This year Eddie Redmayne, Cate Blanchett and Rooney Mara are joining the long list of actors and actresses who’ve received Oscar nominations for playing LGBT characters. Peter Finch was the first to be recognized by the Academy for his role as a gay doctor in the 1971 film Sunday Bloody Sunday and the groundbreaking nomination paved the way for dozens of thespians to receive nods for taking on gay, lesbian and transgender roles. Before the 88th annual Academy Awards take place on February 28th, here’s a look back at 10 standout performances that won our hearts and won Oscar gold.
William Hurt for Kiss of the Spider Woman (1985)
William Hurt was the first actor to win an Oscar for playing a gay character on the big screen. Hurt portrayed Luis Molina, an incarcerated gay man, in the 1985 film Kiss of the Spider Woman.
Tom Hanks for Philadelphia (1993)
Tom Hanks won his first Oscar for his heartbreaking portrayal of a lawyer who sues his former employers after they fire him for being HIV-positive. The film was one of the first mainstream movies to address HIV and homosexuality.
Hilary Swank for Boys Don’t Cry (1999)
Hilary Swank took home the Best Actress award for her portrayal of Brandon Teena, a transgender man who was beaten and murdered in the harrowing film, Boys Don’t Cry. Swank’s emotional win was a first for an actor portraying a transgender character.
Nicole Kidman for The Hours (2002)
Nicole Kidman won the Best Actress award for her portrayal of Virginia Woolf in Michael Cunningham’s The Hours. Though married to Leonard Woolf (as shown in the film), the tortured writer had a sexual relationship with acclaimed writer Vita Sackville-West in the late 1920s.
Charlize Theron for Monster (2003)
Charlize Theron de-glammed and earned her Best Actress statue for her disturbing portrayal of real-life prostitute-turned-serial killer Aileen Wuornos in Monster. Theron scored big with the precursor awards, winning trophies from the Golden Globes, Screen Actors Guild, National Society of Film Critics, Broadcast Film Critics Association, and Independent Spirit Awards.

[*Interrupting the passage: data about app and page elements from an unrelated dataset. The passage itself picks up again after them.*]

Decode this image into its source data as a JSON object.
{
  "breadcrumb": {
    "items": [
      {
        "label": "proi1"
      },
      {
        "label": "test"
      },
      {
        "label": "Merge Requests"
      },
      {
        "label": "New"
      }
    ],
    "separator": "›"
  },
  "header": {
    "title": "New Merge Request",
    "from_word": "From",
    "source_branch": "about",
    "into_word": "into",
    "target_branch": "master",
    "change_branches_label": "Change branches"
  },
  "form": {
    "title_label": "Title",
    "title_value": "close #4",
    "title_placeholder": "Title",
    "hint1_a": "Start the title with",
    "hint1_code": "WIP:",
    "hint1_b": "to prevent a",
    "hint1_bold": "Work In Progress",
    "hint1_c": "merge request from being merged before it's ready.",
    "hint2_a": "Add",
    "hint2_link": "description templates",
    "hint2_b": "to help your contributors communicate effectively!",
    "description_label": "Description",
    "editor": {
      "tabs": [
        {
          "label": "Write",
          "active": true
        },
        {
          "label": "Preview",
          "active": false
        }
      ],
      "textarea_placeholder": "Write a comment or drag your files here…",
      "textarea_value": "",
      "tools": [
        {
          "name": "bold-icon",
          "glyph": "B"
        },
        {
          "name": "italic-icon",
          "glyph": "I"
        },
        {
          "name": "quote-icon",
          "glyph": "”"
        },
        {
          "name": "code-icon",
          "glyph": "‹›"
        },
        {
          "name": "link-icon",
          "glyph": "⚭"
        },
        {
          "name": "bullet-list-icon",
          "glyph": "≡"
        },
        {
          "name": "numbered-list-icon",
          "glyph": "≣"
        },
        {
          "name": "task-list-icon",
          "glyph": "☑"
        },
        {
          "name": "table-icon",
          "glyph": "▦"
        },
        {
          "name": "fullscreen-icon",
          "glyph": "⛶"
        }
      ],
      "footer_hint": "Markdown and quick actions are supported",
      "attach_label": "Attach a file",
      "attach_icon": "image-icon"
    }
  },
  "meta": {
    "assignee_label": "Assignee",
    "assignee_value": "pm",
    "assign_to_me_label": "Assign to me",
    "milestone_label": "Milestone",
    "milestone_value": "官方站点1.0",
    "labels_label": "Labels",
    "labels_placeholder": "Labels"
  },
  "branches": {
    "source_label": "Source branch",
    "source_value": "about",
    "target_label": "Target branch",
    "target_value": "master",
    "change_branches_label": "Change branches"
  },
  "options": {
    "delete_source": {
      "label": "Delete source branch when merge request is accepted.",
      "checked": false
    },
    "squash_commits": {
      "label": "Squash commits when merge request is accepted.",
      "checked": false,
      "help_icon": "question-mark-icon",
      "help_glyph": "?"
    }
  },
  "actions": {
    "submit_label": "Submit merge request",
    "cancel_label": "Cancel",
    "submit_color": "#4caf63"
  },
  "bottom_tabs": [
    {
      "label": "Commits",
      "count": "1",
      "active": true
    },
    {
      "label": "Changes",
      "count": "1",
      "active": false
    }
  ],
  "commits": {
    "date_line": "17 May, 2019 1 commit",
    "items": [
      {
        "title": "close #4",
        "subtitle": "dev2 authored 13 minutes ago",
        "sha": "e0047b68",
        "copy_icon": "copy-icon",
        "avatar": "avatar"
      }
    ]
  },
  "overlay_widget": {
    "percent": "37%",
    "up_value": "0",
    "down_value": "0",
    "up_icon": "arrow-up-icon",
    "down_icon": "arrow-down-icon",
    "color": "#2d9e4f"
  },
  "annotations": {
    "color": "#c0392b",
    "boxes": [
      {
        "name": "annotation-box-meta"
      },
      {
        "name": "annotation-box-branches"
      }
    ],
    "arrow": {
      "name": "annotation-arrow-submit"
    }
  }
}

Philip Seymour Hoffman for Capote (2005)
The late Philip Seymour Hoffman won his only Academy Award for his impressive performance in Bennett Miller’s film, Capote. The arguably historically sketchy concentrated on the gay author as he was researching his true-crime masterpiece, In Cold Blood. Unfortunately Hoffman’s triumphant win deprived Heath Ledger from a much-deserved win for his role in Brokeback Mountain.

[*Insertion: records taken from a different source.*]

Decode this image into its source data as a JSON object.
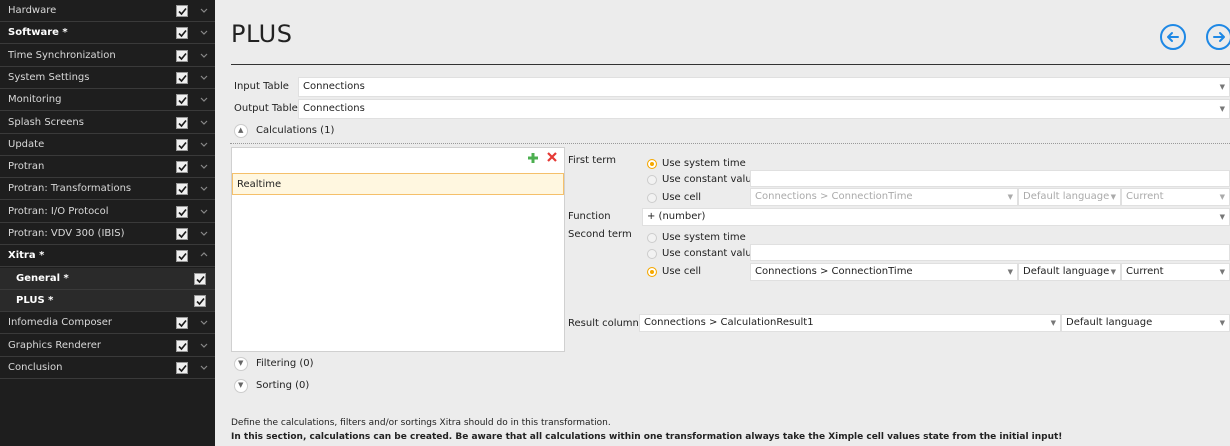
{
  "sidebar": {
    "items": [
      {
        "label": "Hardware",
        "checked": true
      },
      {
        "label": "Software *",
        "checked": true
      },
      {
        "label": "Time Synchronization",
        "checked": true
      },
      {
        "label": "System Settings",
        "checked": true
      },
      {
        "label": "Monitoring",
        "checked": true
      },
      {
        "label": "Splash Screens",
        "checked": true
      },
      {
        "label": "Update",
        "checked": true
      },
      {
        "label": "Protran",
        "checked": true
      },
      {
        "label": "Protran: Transformations",
        "checked": true
      },
      {
        "label": "Protran: I/O Protocol",
        "checked": true
      },
      {
        "label": "Protran: VDV 300 (IBIS)",
        "checked": true
      },
      {
        "label": "Xitra *",
        "checked": true
      },
      {
        "label": "General *",
        "checked": true
      },
      {
        "label": "PLUS *",
        "checked": true
      },
      {
        "label": "Infomedia Composer",
        "checked": true
      },
      {
        "label": "Graphics Renderer",
        "checked": true
      },
      {
        "label": "Conclusion",
        "checked": true
      }
    ]
  },
  "header": {
    "title": "PLUS",
    "back_icon": "arrow-left-circle-icon",
    "forward_icon": "arrow-right-circle-icon",
    "accent_color": "#1e88e5"
  },
  "tables": {
    "input_label": "Input Table",
    "input_value": "Connections",
    "output_label": "Output Table",
    "output_value": "Connections"
  },
  "sections": {
    "calculations": "Calculations (1)",
    "filtering": "Filtering (0)",
    "sorting": "Sorting (0)"
  },
  "calc_list": {
    "items": [
      "Realtime"
    ],
    "add_icon": "plus-icon",
    "delete_icon": "x-icon"
  },
  "first_term": {
    "label": "First term",
    "opt_system": "Use system time",
    "opt_constant": "Use constant value",
    "opt_cell": "Use cell",
    "selected": "system",
    "cell_value": "Connections > ConnectionTime",
    "language": "Default language",
    "scope": "Current"
  },
  "function": {
    "label": "Function",
    "value": "+ (number)"
  },
  "second_term": {
    "label": "Second term",
    "opt_system": "Use system time",
    "opt_constant": "Use constant value",
    "opt_cell": "Use cell",
    "selected": "cell",
    "cell_value": "Connections > ConnectionTime",
    "language": "Default language",
    "scope": "Current"
  },
  "result": {
    "label": "Result column",
    "value": "Connections > CalculationResult1",
    "language": "Default language"
  },
  "help": {
    "line1": "Define the calculations, filters and/or sortings Xitra should do in this transformation.",
    "line2": "In this section, calculations can be created. Be aware that all calculations within one transformation always take the Ximple cell values state from the initial input!"
  },
  "colors": {
    "active": "#f5a800",
    "sidebar_bg": "#1e1e1e"
  }
}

Sean Penn for Milk (2008)
Sean Penn picked up the second Oscar of his career for his gripping portrayal of gay rights activist and politician Harvey Milk in the biographical film, Milk. That night Penn used his acceptance speech to call for equal rights for the LGBT community saying, “We’ve got to have equal rights for everyone.”
Penélope Cruz for Vicky Cristina Barcelona (2008)
Penélope Cruz scored the Best Supporting Actress award for her role in Woody Allen’s Vicky Cristina Barcelona. In the film Cruz portrays Maria Elena, a woman who has a polyamorous relationship with Cristina, played by Scarlett Johansson and Juan Antonio, played by Javier Bardem.
Christopher Plummer for Beginners (2010)
Christopher Plummer was awarded the Best Supporting Actor statue for his portrayal of a gay senior in the film, Beginners. The story of a man who comes out late in life after the death of his wife is based on the experiences of writer and director Mike Mills, whose own father came out at age 75.
Jared Leto for Dallas Buyers Club (2013)
Jared Leto won accolades and picked up the Oscar for Best Supporting Actor for his performance of Rayon, a transgender woman with HIV in Dallas Buyers Club. Leto’s character memorably joins forces with Matthew McConaughey’s character to bring lifesaving drugs to Texas during the early days of the AIDS epidemic.